Research on camps, borders, and the infrastructures of migration management also significantly shapes our programme. Manuel Herz’ research and his collaborative practice with Sahrawi refugees explores how camps can be spaces of social emancipation and are used to prefigure the institutions of a nation by a refugee population living in exile. Maren Larsen’s dissertation explores the city-making, home-making, and world-making potentials of UN peacekeeping camps in Eastern Congo, as part of the SNF-funded project Making the City: Agency, Urbanity, and Urbanisation in Ordinary Cities. A collaborative research project, led by Bilgin Ayata and co-coordinated by Kenny Cupers, explores the newly implemented EU hotspots. Funded by the Swiss Network for International Studies, the project explores how such migration infrastructure reshapes the Mediterranean border regime. Within this project, Alaa Dia’s dissertation explores the design of the hotspots as a new type of bordering device and humanitarian space. Emilio Distretti, together with documentary-photographer Mimi Mollica developed a research project across Sicily and Tunisia that reads contemporary migrants’ deaths at the Mediterranean Sea borders as part of the longue durée of Europe’s colonial history.

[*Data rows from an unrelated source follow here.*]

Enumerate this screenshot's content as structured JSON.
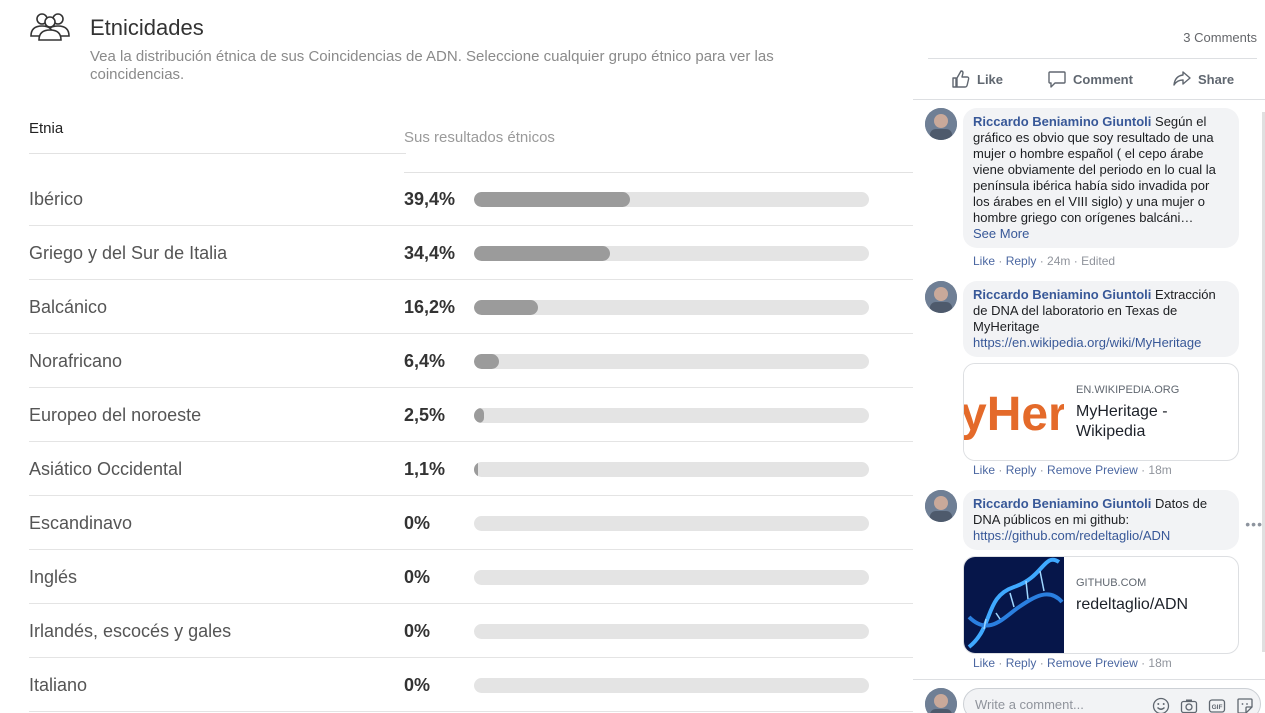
{
  "page": {
    "title": "Etnicidades",
    "subtitle": "Vea la distribución étnica de sus Coincidencias de ADN. Seleccione cualquier grupo étnico para ver las coincidencias.",
    "header_etnia": "Etnia",
    "header_results": "Sus resultados étnicos",
    "rows": [
      {
        "name": "Ibérico",
        "pct": "39,4%",
        "value": 39.4
      },
      {
        "name": "Griego y del Sur de Italia",
        "pct": "34,4%",
        "value": 34.4
      },
      {
        "name": "Balcánico",
        "pct": "16,2%",
        "value": 16.2
      },
      {
        "name": "Norafricano",
        "pct": "6,4%",
        "value": 6.4
      },
      {
        "name": "Europeo del noroeste",
        "pct": "2,5%",
        "value": 2.5
      },
      {
        "name": "Asiático Occidental",
        "pct": "1,1%",
        "value": 1.1
      },
      {
        "name": "Escandinavo",
        "pct": "0%",
        "value": 0
      },
      {
        "name": "Inglés",
        "pct": "0%",
        "value": 0
      },
      {
        "name": "Irlandés, escocés y gales",
        "pct": "0%",
        "value": 0
      },
      {
        "name": "Italiano",
        "pct": "0%",
        "value": 0
      }
    ]
  },
  "social": {
    "comments_count": "3 Comments",
    "like_label": "Like",
    "comment_label": "Comment",
    "share_label": "Share",
    "comments": [
      {
        "author": "Riccardo Beniamino Giuntoli",
        "text": " Según el gráfico es obvio que soy resultado de una mujer o hombre español ( el cepo árabe viene obviamente del periodo en lo cual la península ibérica había sido invadida por los árabes en el VIII siglo) y una mujer o hombre griego con orígenes balcáni…",
        "see_more": "See More",
        "like": "Like",
        "reply": "Reply",
        "time": "24m",
        "edited": "Edited"
      },
      {
        "author": "Riccardo Beniamino Giuntoli",
        "text": " Extracción de DNA del laboratorio en Texas de MyHeritage",
        "url": "https://en.wikipedia.org/wiki/MyHeritage",
        "preview_domain": "EN.WIKIPEDIA.ORG",
        "preview_title": "MyHeritage - Wikipedia",
        "preview_logo": "yHer",
        "like": "Like",
        "reply": "Reply",
        "remove": "Remove Preview",
        "time": "18m"
      },
      {
        "author": "Riccardo Beniamino Giuntoli",
        "text": " Datos de DNA públicos en mi github:",
        "url": "https://github.com/redeltaglio/ADN",
        "preview_domain": "GITHUB.COM",
        "preview_title": "redeltaglio/ADN",
        "like": "Like",
        "reply": "Reply",
        "remove": "Remove Preview",
        "time": "18m"
      }
    ],
    "composer_placeholder": "Write a comment..."
  },
  "colors": {
    "bar_fill": "#9b9b9b",
    "bar_track": "#e4e4e4",
    "link": "#385898"
  }
}
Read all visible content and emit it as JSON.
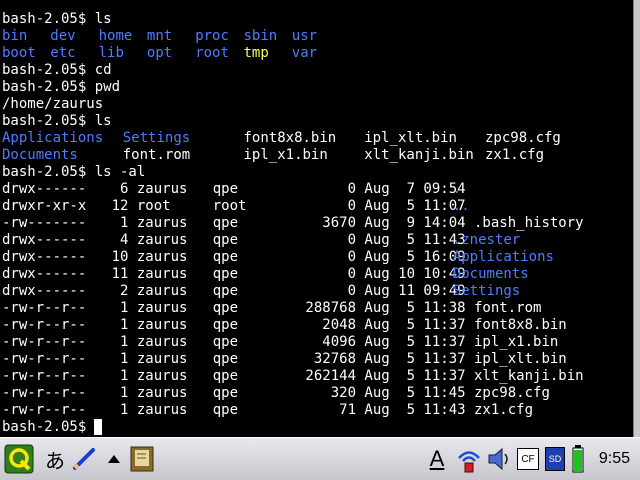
{
  "terminal": {
    "lines": [
      [
        {
          "text": "bash-2.05$ ls",
          "color": "white",
          "col": 0
        }
      ],
      [
        {
          "text": "bin",
          "color": "blue",
          "col": 0
        },
        {
          "text": "dev",
          "color": "blue",
          "col": 6
        },
        {
          "text": "home",
          "color": "blue",
          "col": 12
        },
        {
          "text": "mnt",
          "color": "blue",
          "col": 18
        },
        {
          "text": "proc",
          "color": "blue",
          "col": 24
        },
        {
          "text": "sbin",
          "color": "blue",
          "col": 30
        },
        {
          "text": "usr",
          "color": "blue",
          "col": 36
        }
      ],
      [
        {
          "text": "boot",
          "color": "blue",
          "col": 0
        },
        {
          "text": "etc",
          "color": "blue",
          "col": 6
        },
        {
          "text": "lib",
          "color": "blue",
          "col": 12
        },
        {
          "text": "opt",
          "color": "blue",
          "col": 18
        },
        {
          "text": "root",
          "color": "blue",
          "col": 24
        },
        {
          "text": "tmp",
          "color": "yellow",
          "col": 30
        },
        {
          "text": "var",
          "color": "blue",
          "col": 36
        }
      ],
      [
        {
          "text": "bash-2.05$ cd",
          "color": "white",
          "col": 0
        }
      ],
      [
        {
          "text": "bash-2.05$ pwd",
          "color": "white",
          "col": 0
        }
      ],
      [
        {
          "text": "/home/zaurus",
          "color": "white",
          "col": 0
        }
      ],
      [
        {
          "text": "bash-2.05$ ls",
          "color": "white",
          "col": 0
        }
      ],
      [
        {
          "text": "Applications",
          "color": "blue",
          "col": 0
        },
        {
          "text": "Settings",
          "color": "blue",
          "col": 15
        },
        {
          "text": "font8x8.bin",
          "color": "white",
          "col": 30
        },
        {
          "text": "ipl_xlt.bin",
          "color": "white",
          "col": 45
        },
        {
          "text": "zpc98.cfg",
          "color": "white",
          "col": 60
        }
      ],
      [
        {
          "text": "Documents",
          "color": "blue",
          "col": 0
        },
        {
          "text": "font.rom",
          "color": "white",
          "col": 15
        },
        {
          "text": "ipl_x1.bin",
          "color": "white",
          "col": 30
        },
        {
          "text": "xlt_kanji.bin",
          "color": "white",
          "col": 45
        },
        {
          "text": "zx1.cfg",
          "color": "white",
          "col": 60
        }
      ],
      [
        {
          "text": "bash-2.05$ ls -al",
          "color": "white",
          "col": 0
        }
      ],
      [
        {
          "text": "drwx------    6 zaurus   qpe             0 Aug  7 09:54 ",
          "color": "white",
          "col": 0
        },
        {
          "text": ".",
          "color": "blue",
          "col": 56
        }
      ],
      [
        {
          "text": "drwxr-xr-x   12 root     root            0 Aug  5 11:07 ",
          "color": "white",
          "col": 0
        },
        {
          "text": "..",
          "color": "blue",
          "col": 56
        }
      ],
      [
        {
          "text": "-rw-------    1 zaurus   qpe          3670 Aug  9 14:04 .bash_history",
          "color": "white",
          "col": 0
        }
      ],
      [
        {
          "text": "drwx------    4 zaurus   qpe             0 Aug  5 11:43 ",
          "color": "white",
          "col": 0
        },
        {
          "text": ".znester",
          "color": "blue",
          "col": 56
        }
      ],
      [
        {
          "text": "drwx------   10 zaurus   qpe             0 Aug  5 16:09 ",
          "color": "white",
          "col": 0
        },
        {
          "text": "Applications",
          "color": "blue",
          "col": 56
        }
      ],
      [
        {
          "text": "drwx------   11 zaurus   qpe             0 Aug 10 10:49 ",
          "color": "white",
          "col": 0
        },
        {
          "text": "Documents",
          "color": "blue",
          "col": 56
        }
      ],
      [
        {
          "text": "drwx------    2 zaurus   qpe             0 Aug 11 09:49 ",
          "color": "white",
          "col": 0
        },
        {
          "text": "Settings",
          "color": "blue",
          "col": 56
        }
      ],
      [
        {
          "text": "-rw-r--r--    1 zaurus   qpe        288768 Aug  5 11:38 font.rom",
          "color": "white",
          "col": 0
        }
      ],
      [
        {
          "text": "-rw-r--r--    1 zaurus   qpe          2048 Aug  5 11:37 font8x8.bin",
          "color": "white",
          "col": 0
        }
      ],
      [
        {
          "text": "-rw-r--r--    1 zaurus   qpe          4096 Aug  5 11:37 ipl_x1.bin",
          "color": "white",
          "col": 0
        }
      ],
      [
        {
          "text": "-rw-r--r--    1 zaurus   qpe         32768 Aug  5 11:37 ipl_xlt.bin",
          "color": "white",
          "col": 0
        }
      ],
      [
        {
          "text": "-rw-r--r--    1 zaurus   qpe        262144 Aug  5 11:37 xlt_kanji.bin",
          "color": "white",
          "col": 0
        }
      ],
      [
        {
          "text": "-rw-r--r--    1 zaurus   qpe           320 Aug  5 11:45 zpc98.cfg",
          "color": "white",
          "col": 0
        }
      ],
      [
        {
          "text": "-rw-r--r--    1 zaurus   qpe            71 Aug  5 11:43 zx1.cfg",
          "color": "white",
          "col": 0
        }
      ],
      [
        {
          "text": "bash-2.05$ ",
          "color": "white",
          "col": 0
        }
      ]
    ]
  },
  "colors": {
    "white": "#ffffff",
    "blue": "#4f7cff",
    "yellow": "#ffff55",
    "terminal_bg": "#000000"
  },
  "taskbar": {
    "start_icon": "q-start-icon",
    "input_method_label": "あ",
    "pen_icon": "pen-icon",
    "up_arrow_icon": "up-arrow-icon",
    "terminal_app_icon": "terminal-app-icon",
    "keyboard_a_label": "A",
    "wifi_icon": "wifi-icon",
    "volume_icon": "volume-icon",
    "cf_card_label": "CF",
    "sd_card_label": "SD",
    "battery_icon": "battery-icon",
    "clock": "9:55"
  }
}
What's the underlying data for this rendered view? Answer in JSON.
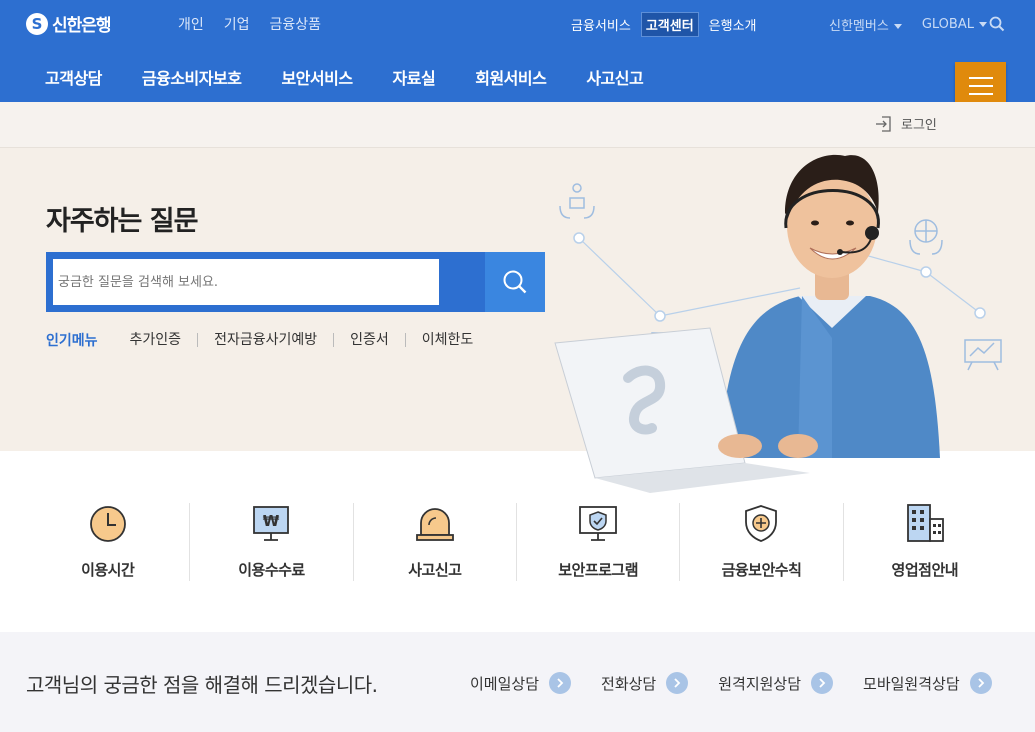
{
  "header": {
    "logo_text": "신한은행",
    "top_nav": [
      "개인",
      "기업",
      "금융상품"
    ],
    "util_nav": [
      "금융서비스",
      "고객센터",
      "은행소개"
    ],
    "util_active": "고객센터",
    "family": "신한멤버스",
    "global": "GLOBAL",
    "main_nav": [
      "고객상담",
      "금융소비자보호",
      "보안서비스",
      "자료실",
      "회원서비스",
      "사고신고"
    ],
    "menu_icon": "hamburger-icon"
  },
  "login": {
    "label": "로그인",
    "icon": "login-icon"
  },
  "hero": {
    "title": "자주하는 질문",
    "search_placeholder": "궁금한 질문을 검색해 보세요.",
    "popular_title": "인기메뉴",
    "popular_items": [
      "추가인증",
      "전자금융사기예방",
      "인증서",
      "이체한도"
    ]
  },
  "quick_menu": [
    {
      "label": "이용시간",
      "icon": "clock-icon"
    },
    {
      "label": "이용수수료",
      "icon": "won-monitor-icon"
    },
    {
      "label": "사고신고",
      "icon": "siren-icon"
    },
    {
      "label": "보안프로그램",
      "icon": "shield-monitor-icon"
    },
    {
      "label": "금융보안수칙",
      "icon": "shield-plus-icon"
    },
    {
      "label": "영업점안내",
      "icon": "building-icon"
    }
  ],
  "bottom": {
    "message": "고객님의 궁금한 점을 해결해 드리겠습니다.",
    "consult": [
      "이메일상담",
      "전화상담",
      "원격지원상담",
      "모바일원격상담"
    ]
  },
  "colors": {
    "brand_blue": "#2d6fd0",
    "accent_orange": "#e08a0c",
    "hero_bg": "#f5efe8",
    "icon_orange": "#f7c98c"
  }
}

A growing area of research explores how design shapes urban, transnational, and planetary politics. Kenny Cupers’ research and forthcoming book focus on German colonialism to reveal how conflict over land in Africa and the borderlands of central Europe shaped modernism. Manuel Herz’ construction of public health and education infrastructure in Senegal, funded by the Josef and Anni Albers Foundation rethinks the practice and implications of design in a Southern context. Future work on this thematic includes, in collaboration with Claudia Mareis (FHNW Academy of Art and Design) and Orit Halpern (Concordia University, Montreal), Kenny Cupers’ new project analyzing how design influenced and changed political thinking and governance in the second half of the 20th century. Funded by an SNF Sinergia grant and starting in spring 2020, the project brings together over a dozen researchers with the aim to open a new field for interdisciplinary design research. As a postdoctoral scholar on the project, Laura Nkula-Wenz will build on her experience researching the diverse and situated expressions of creative cityness in Cape Town to explore ‘design for development’ as an emerging governing paradigm in post-apartheid cities. Michelle Weitzel will focus on resilience in Israeli/Palestine security design, and Kenny Cupers on Eurafrican afterlives in infrastructure design.